▶ **Problem statement**:
Each line of the records is to be copied verbatim.

▶ **Records shown**:
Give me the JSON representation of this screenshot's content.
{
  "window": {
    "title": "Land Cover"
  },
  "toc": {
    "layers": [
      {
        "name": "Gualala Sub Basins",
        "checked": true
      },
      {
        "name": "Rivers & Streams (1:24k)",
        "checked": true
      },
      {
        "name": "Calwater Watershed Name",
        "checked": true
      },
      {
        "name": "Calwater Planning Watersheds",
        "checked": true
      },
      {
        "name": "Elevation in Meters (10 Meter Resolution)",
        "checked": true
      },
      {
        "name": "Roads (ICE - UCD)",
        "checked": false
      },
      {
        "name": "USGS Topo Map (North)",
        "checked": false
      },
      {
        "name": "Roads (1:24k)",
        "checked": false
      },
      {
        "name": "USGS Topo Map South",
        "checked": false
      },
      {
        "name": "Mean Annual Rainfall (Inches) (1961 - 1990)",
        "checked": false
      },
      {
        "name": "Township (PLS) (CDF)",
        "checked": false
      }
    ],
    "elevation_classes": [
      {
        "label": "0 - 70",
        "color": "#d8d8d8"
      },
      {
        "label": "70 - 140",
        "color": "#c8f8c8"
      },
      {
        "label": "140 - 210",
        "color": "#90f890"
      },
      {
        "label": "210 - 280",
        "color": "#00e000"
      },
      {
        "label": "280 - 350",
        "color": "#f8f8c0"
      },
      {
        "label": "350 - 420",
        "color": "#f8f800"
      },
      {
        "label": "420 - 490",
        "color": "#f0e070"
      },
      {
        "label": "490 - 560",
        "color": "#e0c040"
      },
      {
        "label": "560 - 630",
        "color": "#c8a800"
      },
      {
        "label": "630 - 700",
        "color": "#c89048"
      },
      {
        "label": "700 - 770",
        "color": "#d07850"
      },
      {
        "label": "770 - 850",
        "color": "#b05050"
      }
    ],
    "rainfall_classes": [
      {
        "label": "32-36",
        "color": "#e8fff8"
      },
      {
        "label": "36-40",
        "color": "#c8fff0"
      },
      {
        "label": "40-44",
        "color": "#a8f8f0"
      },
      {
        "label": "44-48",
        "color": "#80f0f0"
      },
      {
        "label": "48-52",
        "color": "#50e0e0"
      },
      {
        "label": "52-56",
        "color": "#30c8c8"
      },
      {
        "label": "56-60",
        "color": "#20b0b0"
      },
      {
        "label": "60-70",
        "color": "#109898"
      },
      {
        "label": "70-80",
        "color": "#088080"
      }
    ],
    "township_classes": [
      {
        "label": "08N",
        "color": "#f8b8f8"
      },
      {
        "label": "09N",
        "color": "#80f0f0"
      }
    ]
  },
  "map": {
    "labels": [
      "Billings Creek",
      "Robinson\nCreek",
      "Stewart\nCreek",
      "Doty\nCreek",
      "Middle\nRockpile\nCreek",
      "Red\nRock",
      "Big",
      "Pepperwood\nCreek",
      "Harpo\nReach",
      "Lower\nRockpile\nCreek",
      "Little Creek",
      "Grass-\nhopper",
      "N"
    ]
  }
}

▶ **Exercise solution**:
Give me the JSON representation of this screenshot's content.
{
  "window": {
    "title": "Land Cover"
  },
  "toc": {
    "layers": [
      {
        "name": "Gualala Sub Basins",
        "checked": true
      },
      {
        "name": "Rivers & Streams (1:24k)",
        "checked": true
      },
      {
        "name": "Calwater Watershed Name",
        "checked": true
      },
      {
        "name": "Calwater Planning Watersheds",
        "checked": true
      },
      {
        "name": "Elevation in Meters (10 Meter Resolution)",
        "checked": true
      },
      {
        "name": "Roads (ICE - UCD)",
        "checked": false
      },
      {
        "name": "USGS Topo Map (North)",
        "checked": false
      },
      {
        "name": "Roads (1:24k)",
        "checked": false
      },
      {
        "name": "USGS Topo Map South",
        "checked": false
      },
      {
        "name": "Mean Annual Rainfall (Inches) (1961 - 1990)",
        "checked": false
      },
      {
        "name": "Township (PLS) (CDF)",
        "checked": false
      }
    ],
    "elevation_classes": [
      {
        "label": "0 - 70",
        "color": "#d8d8d8"
      },
      {
        "label": "70 - 140",
        "color": "#c8f8c8"
      },
      {
        "label": "140 - 210",
        "color": "#90f890"
      },
      {
        "label": "210 - 280",
        "color": "#00e000"
      },
      {
        "label": "280 - 350",
        "color": "#f8f8c0"
      },
      {
        "label": "350 - 420",
        "color": "#f8f800"
      },
      {
        "label": "420 - 490",
        "color": "#f0e070"
      },
      {
        "label": "490 - 560",
        "color": "#e0c040"
      },
      {
        "label": "560 - 630",
        "color": "#c8a800"
      },
      {
        "label": "630 - 700",
        "color": "#c89048"
      },
      {
        "label": "700 - 770",
        "color": "#d07850"
      },
      {
        "label": "770 - 850",
        "color": "#b05050"
      }
    ],
    "rainfall_classes": [
      {
        "label": "32-36",
        "color": "#e8fff8"
      },
      {
        "label": "36-40",
        "color": "#c8fff0"
      },
      {
        "label": "40-44",
        "color": "#a8f8f0"
      },
      {
        "label": "44-48",
        "color": "#80f0f0"
      },
      {
        "label": "48-52",
        "color": "#50e0e0"
      },
      {
        "label": "52-56",
        "color": "#30c8c8"
      },
      {
        "label": "56-60",
        "color": "#20b0b0"
      },
      {
        "label": "60-70",
        "color": "#109898"
      },
      {
        "label": "70-80",
        "color": "#088080"
      }
    ],
    "township_classes": [
      {
        "label": "08N",
        "color": "#f8b8f8"
      },
      {
        "label": "09N",
        "color": "#80f0f0"
      }
    ]
  },
  "map": {
    "labels": [
      "Billings Creek",
      "Robinson\nCreek",
      "Stewart\nCreek",
      "Doty\nCreek",
      "Middle\nRockpile\nCreek",
      "Red\nRock",
      "Big",
      "Pepperwood\nCreek",
      "Harpo\nReach",
      "Lower\nRockpile\nCreek",
      "Little Creek",
      "Grass-\nhopper",
      "N"
    ]
  }
}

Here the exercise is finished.